"Chronic non-healing wounds have an elevated alkaline environment. The acidic pH of Manuka honey makes it a potential treatment for lowering wound pH, but the duration of the effect is unknown. Lowering wound pH can potentially reduce protease activity, increase fibroblast activity and increase oxygen release, consequently aiding wound healing."
After two weeks of treatment with the dressings, the authors concluded that, for this group of previously non-healing ulcers, "the use of Manuka honey dressings was associated with a statistically significant decrease in wound pH and a reduction in wound size." Significant wound progression during a two-week period is noted as a strong predictor of good wound healing outcomes.
Commenting on the article, Derma Sciences CEO Edward Quilty said, "Method of action is obviously an important component to having a better understanding of a medical device. Based on the results clinicians have seen all over the world, and recently here since our launch in the US and Canada, we have known for quite some time that the dressings work. Now we are getting a better understanding as to 'why'. Providing the answer to this question will no doubt increase product usage, as it makes clinicians feel more comfortable that the product has been studied thoroughly, it is effective, and we understand why it is effective. Although pH modulation and the product's high osmolarity have long been thought to contribute to the effectiveness of the product, it is rewarding to see these beliefs are being confirmed through good, well structured trials."
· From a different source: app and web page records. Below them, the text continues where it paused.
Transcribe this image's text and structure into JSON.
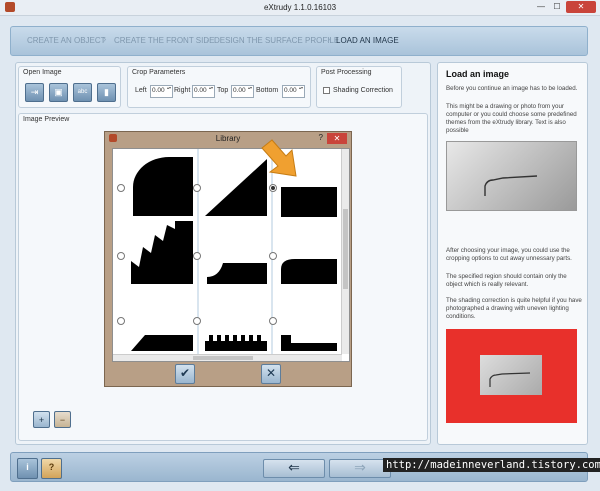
{
  "window": {
    "title": "eXtrudy 1.1.0.16103",
    "minimize": "—",
    "maximize": "☐",
    "close": "✕"
  },
  "breadcrumb": {
    "steps": [
      "CREATE AN OBJECT",
      "CREATE THE FRONT SIDE",
      "DESIGN THE SURFACE PROFILE",
      "LOAD AN IMAGE"
    ],
    "active_index": 3,
    "separator": "›"
  },
  "open_image": {
    "title": "Open Image",
    "buttons": [
      "open-file-icon",
      "image-icon",
      "text-abc-icon",
      "bookmark-library-icon"
    ],
    "abc_label": "abc"
  },
  "crop": {
    "title": "Crop Parameters",
    "left_label": "Left",
    "left_value": "0.00",
    "right_label": "Right",
    "right_value": "0.00",
    "top_label": "Top",
    "top_value": "0.00",
    "bottom_label": "Bottom",
    "bottom_value": "0.00"
  },
  "post": {
    "title": "Post Processing",
    "shading_label": "Shading Correction",
    "shading_checked": false
  },
  "preview": {
    "title": "Image Preview"
  },
  "library": {
    "title": "Library",
    "help": "?",
    "close": "✕",
    "selected_index": 2,
    "ok_glyph": "✔",
    "cancel_glyph": "✕"
  },
  "zoom": {
    "in": "+",
    "out": "−"
  },
  "help": {
    "title": "Load an image",
    "p1": "Before you continue an image has to be loaded.",
    "p2": "This might be a drawing or photo from your computer or you could choose some predefined themes from the eXtrudy library. Text is also possible",
    "p3": "After choosing your image, you could use the cropping options to cut away unnessary parts.",
    "p4": "The specified region should contain only the object which is really relevant.",
    "p5": "The shading correction is quite helpful if you have photographed a drawing with uneven lighting conditions."
  },
  "bottom": {
    "info": "i",
    "help": "?",
    "back": "⇐",
    "next": "⇒"
  },
  "watermark": "http://madeinneverland.tistory.com",
  "colors": {
    "accent_arrow": "#f0a030",
    "library_frame": "#b89f86",
    "red_bg": "#e8302b"
  }
}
He also added, "This is yet another important study focused on non-healing or recalcitrant wounds that are not progressing with other advanced wound care modalities. It will only help to improve MEDIHONEY's growing reputation as an effective dressing to 'kick-start' the healing process. This is what clinicians are reporting to us after their lengthy clinical evaluations. As we planned, we believe clinicians are gaining significant confidence in our dressing for very troublesome wounds. Once this is established in the market, it then becomes only a matter of time before the dressing is more commonly used even from the onset of a wound. This will be reflected in growing product sales as we ramp up throughout 2008 and into 2009."